Greene also suggests using the present tense. He doesn’t give examples of how this would play out, but if he means putting past events in the present tense, I strongly disagree. If the injury in a precedent case occurred five years ago, it would be too informal and may even be misleading to write, “Then the plaintiff slips on a banana peel.” (Yes, this post is written in the present tense. My reasons: a blog post is less formal than a brief, and Greene’s article is quite recent.)
The article is worth a read and may spark some useful discussion.
Monday, May 16, 2011
Chicago-Kent College of Law celebrates the 50th teaching anniversary of Professor Ralph Brill on Thursday, July 21, 2011 at the Chicago Cultural Center, which is one of the most beautiful buildings in Chicago. The event starts with a reception at 5:30 p.m. and a program at 7:00 p.m. There is probably some rsvp contact information, but unfortunately I don't have any of that . . . so just plan on crashing the party and blame me later.
As you finish grading your law students' end-of-the-semester papers, remember to nominate the best ones for the Milani Award.
Mercer University and the ABA host this annual writing competition in honor of Mercer’s former legal writing professor, Adam Milani. It is one of the few student competitions for briefs – not academic papers. The prizes can be as high as $1,000. And the students don't have to write anything extra.
Here are this year’s topics:
-the Civil Rights Act of 1964
-Title IX of the Education Amendments of 1972
-the Age Discrimination in Employment Act
-the Family and Medical Leave Act or
-a state statute or municipal ordinance prohibiting discrimination on the basis of sexual orientation.

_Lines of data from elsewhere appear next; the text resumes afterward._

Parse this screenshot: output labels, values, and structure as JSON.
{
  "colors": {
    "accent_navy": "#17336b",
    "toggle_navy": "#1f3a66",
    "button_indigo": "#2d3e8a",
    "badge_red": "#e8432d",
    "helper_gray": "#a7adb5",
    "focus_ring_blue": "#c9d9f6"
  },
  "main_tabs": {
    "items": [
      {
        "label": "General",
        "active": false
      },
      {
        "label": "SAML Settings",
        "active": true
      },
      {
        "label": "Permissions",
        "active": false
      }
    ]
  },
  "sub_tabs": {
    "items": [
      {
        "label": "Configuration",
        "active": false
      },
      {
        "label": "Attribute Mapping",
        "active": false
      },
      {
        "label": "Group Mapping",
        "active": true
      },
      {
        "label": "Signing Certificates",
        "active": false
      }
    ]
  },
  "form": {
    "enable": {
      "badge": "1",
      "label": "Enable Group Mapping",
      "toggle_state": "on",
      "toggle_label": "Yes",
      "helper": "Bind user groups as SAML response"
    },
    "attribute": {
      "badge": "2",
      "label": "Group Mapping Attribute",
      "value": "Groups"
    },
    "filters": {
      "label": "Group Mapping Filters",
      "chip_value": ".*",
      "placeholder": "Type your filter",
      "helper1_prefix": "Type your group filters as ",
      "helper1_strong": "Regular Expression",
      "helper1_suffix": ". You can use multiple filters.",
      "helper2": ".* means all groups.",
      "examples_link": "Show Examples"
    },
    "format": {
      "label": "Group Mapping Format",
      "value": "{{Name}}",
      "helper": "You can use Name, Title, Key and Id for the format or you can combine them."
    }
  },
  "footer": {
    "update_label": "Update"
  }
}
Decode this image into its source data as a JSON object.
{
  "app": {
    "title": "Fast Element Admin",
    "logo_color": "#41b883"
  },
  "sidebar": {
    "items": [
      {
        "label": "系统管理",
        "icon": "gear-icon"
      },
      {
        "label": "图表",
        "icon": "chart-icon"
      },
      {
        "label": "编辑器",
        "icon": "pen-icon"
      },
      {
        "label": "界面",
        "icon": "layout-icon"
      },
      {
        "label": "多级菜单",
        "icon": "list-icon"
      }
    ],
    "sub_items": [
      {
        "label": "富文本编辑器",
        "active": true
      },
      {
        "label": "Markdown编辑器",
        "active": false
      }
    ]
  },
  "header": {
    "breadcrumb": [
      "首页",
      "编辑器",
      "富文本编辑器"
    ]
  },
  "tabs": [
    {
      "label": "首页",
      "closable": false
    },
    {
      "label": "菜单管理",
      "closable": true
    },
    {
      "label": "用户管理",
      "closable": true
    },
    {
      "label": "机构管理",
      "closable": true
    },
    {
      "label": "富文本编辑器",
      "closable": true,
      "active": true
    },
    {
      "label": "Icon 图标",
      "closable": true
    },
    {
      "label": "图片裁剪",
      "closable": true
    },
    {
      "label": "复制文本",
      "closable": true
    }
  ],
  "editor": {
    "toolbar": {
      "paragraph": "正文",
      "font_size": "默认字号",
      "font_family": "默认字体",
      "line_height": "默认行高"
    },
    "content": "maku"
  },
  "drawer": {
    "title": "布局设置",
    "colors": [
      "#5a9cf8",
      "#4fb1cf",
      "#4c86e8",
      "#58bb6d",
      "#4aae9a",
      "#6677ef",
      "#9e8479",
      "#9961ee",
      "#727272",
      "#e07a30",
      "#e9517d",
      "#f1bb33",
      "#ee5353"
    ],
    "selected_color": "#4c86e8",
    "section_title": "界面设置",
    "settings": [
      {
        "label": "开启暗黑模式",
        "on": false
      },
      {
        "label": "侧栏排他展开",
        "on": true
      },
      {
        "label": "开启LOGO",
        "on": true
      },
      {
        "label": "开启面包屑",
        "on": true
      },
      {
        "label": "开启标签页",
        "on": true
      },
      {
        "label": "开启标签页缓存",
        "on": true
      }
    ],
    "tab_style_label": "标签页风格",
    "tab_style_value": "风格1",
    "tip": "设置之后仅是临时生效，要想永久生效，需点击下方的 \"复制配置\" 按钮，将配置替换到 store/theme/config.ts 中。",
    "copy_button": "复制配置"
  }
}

The deadline for submission is June 1, 2011. Further information is posted on the Mercer website at http://www.law.mercer.edu/academics/legalwriting/milani
hat tip: Sue Painter-Thorne